I’ve been an anime fan off-and-on for 23 years, but I’m usually on the peripheries of the fandom. I know enough to feel slightly superior to the casuals, but I certainly don’t know as much as the people who live and breathe anime and manga.
That is my roundabout way of saying, I’m planning on using these Reflections posts as my way of putting something I’ve noticed out there, but I don’t have the background to know if it’s 100 percent accurate. I am just an 40-something year old anime fan on my porch shaking my cane at the youngsters passing by. So if I’m wrong let me know.
So back in the before time. When Crunchyroll posted other people’s fansubs, and anime series were still sold one disc at a time over the course of a year. The U.S. anime industry was falling apart.
A combination of things came together all at the same time to put it in peril. I think most people are familiar with this history, but I think it bears going over again.
First, anime exploded in popularity in the United States in the late 1990s and early 2000s. A series of hits made it to cable television. First it was Gundam Wing, Dragonball Z and Sailor Moon. That was shortly followed by Cowboy Beebop, Trigun and some others. Suddenly, what had been a cottage industry that was largely run by small outfits, turned into a much larger cottage industry where people were making tens of hundreds of dollars.
The problem is that Japan seemed to see that meteoric rise and overvalued their product. There are stories of anime distributors paying thousands of dollars per episode for shows that really weren’t worth it. But as long more people were buying DVDs each year everything was OK. The companies could afford to continue throwing good money after bad to buy licenses.
The second factor started on college campuses, and by the time 2004 rolled around became fairly ubiquitous — high speed cable. It’s hard to understate how much high speed internet changed how we consume media.
People were no longer willing to spend $14 on an album where they only wanted one song. Now they had the option to just take it, because no one was selling them that song. People weren’t willing to wait two years for an anime to finally be released in the United States, so they formed international groups and fansubbed them.

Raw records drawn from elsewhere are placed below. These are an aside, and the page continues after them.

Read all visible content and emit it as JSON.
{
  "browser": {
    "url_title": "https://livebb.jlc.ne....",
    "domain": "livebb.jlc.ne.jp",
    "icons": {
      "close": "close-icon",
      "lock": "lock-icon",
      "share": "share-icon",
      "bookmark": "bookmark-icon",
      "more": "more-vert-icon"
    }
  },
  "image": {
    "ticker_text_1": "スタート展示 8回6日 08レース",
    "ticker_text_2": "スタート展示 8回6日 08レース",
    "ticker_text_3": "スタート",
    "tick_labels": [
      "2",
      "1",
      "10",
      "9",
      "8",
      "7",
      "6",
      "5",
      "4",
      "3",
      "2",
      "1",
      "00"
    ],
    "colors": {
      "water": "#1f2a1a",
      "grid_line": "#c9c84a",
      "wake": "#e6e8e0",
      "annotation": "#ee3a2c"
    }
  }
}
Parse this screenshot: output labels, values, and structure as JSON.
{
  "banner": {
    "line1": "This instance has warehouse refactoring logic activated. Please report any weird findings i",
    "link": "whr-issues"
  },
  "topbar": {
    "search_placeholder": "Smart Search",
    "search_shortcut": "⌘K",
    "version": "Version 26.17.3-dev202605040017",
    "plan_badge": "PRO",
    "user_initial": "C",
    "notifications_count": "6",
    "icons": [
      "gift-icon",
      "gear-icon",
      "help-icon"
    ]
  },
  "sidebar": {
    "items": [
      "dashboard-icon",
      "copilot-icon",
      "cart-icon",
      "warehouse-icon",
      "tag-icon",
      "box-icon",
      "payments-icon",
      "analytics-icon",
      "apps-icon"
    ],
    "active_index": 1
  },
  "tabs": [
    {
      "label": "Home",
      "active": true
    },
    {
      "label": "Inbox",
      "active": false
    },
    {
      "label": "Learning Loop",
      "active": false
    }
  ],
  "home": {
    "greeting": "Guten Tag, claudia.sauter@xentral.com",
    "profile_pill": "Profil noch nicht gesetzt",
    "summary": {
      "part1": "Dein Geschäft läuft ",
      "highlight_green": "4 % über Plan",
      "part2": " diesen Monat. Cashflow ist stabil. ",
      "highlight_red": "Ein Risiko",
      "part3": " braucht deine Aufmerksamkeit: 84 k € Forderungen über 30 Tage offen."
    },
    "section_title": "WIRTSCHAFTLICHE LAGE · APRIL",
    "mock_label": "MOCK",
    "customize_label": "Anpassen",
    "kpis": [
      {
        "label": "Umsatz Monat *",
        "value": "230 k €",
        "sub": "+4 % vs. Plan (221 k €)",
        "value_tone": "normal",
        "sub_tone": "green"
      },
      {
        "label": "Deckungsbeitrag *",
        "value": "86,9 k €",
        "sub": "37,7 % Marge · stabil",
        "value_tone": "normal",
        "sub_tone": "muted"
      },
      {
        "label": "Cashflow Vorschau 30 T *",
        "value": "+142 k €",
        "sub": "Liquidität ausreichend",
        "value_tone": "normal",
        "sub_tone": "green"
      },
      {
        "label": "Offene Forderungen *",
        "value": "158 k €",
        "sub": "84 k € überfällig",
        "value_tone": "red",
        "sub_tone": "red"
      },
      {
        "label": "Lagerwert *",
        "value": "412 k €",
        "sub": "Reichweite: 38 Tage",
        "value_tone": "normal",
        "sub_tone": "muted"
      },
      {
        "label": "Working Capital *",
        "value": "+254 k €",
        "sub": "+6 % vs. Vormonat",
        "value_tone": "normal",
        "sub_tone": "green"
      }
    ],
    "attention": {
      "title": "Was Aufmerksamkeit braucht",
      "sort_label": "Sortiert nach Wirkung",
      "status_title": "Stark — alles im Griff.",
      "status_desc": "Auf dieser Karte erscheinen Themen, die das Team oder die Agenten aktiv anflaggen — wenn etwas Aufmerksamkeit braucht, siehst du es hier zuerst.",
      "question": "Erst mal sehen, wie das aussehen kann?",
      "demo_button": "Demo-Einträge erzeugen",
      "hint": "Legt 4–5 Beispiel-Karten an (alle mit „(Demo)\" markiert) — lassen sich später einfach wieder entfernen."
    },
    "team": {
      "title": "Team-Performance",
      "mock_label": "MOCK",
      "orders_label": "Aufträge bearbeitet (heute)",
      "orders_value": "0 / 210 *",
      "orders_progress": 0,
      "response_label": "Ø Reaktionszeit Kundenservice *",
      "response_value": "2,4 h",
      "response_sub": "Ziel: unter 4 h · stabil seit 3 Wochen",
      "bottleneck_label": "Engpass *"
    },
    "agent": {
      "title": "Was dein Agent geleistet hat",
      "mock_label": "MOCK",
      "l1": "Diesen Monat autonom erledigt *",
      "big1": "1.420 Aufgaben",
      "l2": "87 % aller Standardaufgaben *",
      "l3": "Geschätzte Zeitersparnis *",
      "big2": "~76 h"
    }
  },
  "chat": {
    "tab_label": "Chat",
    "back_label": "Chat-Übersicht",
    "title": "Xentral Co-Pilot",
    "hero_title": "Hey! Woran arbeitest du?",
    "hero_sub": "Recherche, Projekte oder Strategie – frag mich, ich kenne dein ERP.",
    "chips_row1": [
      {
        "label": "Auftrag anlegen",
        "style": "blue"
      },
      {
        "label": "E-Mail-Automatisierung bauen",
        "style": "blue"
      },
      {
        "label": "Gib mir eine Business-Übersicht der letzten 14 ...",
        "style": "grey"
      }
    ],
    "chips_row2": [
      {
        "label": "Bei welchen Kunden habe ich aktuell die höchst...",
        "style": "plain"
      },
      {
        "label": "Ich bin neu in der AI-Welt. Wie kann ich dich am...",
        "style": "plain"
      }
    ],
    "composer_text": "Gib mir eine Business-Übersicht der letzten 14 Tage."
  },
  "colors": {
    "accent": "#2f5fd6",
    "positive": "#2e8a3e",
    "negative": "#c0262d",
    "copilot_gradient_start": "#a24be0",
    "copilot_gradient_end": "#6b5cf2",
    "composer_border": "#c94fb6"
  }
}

This directly impacting the profits of companies that were already operating on a shoestring budget.
So for a good three years, between 2006 and 2009, there was a great deal of wailing and gnashing of teeth, as first Geneon fell, then Bandai Enterntainment and then ADV Films reorganized.
But in the end, we can see what happened. We are living in the streaming future that I believed was coming for anime.
The fansub groups seem to be largely gone. There is a graveyard of torrents scattered throughout the interwebs, and the industry seems reasonably healthy. If we can be talking about working conditions in the industry, and not whether there is going to be an industry, we must be doing better.
That said, I’m not sure I’m in love with this future.
There were some shows that were popular in that period of time between the end of the collapse and the beginning of the streaming present. There were shows like Kaiba, Ghost Hound and Dennou Coil.
I didn’t love all of them, but they were trying interesting things.
Now I am subscribed to Amazon, VRV, Hulu and Netflix, which covers everything except for the Funimation stuff that isn’t on Hulu or VRV. I’ve been scrolling through stuff, and what I don’t see, is anything that’s really taking a risk.
In fact, I see a lot of stuff that is probably good, and uses really traditional ways to tell a tale. I mean I don’t love Serial Experiments Lain of Gankutsuou, but I respect the hell out of them. I feel like anime is less willing to take risks then it used to be.
What I don’t know is if this is because the shows aren’t there, or if they aren’t reaching me. Has the disappearance of the fansub groups meant the really daring visions are languishing in obscurity, or is the big money backing most anime distribution mean we only get stuff that pushes the boundary so much?
I don’t know, and I wish I did. What am I missing? And who is pushing the boundaries?
Thanks for reading.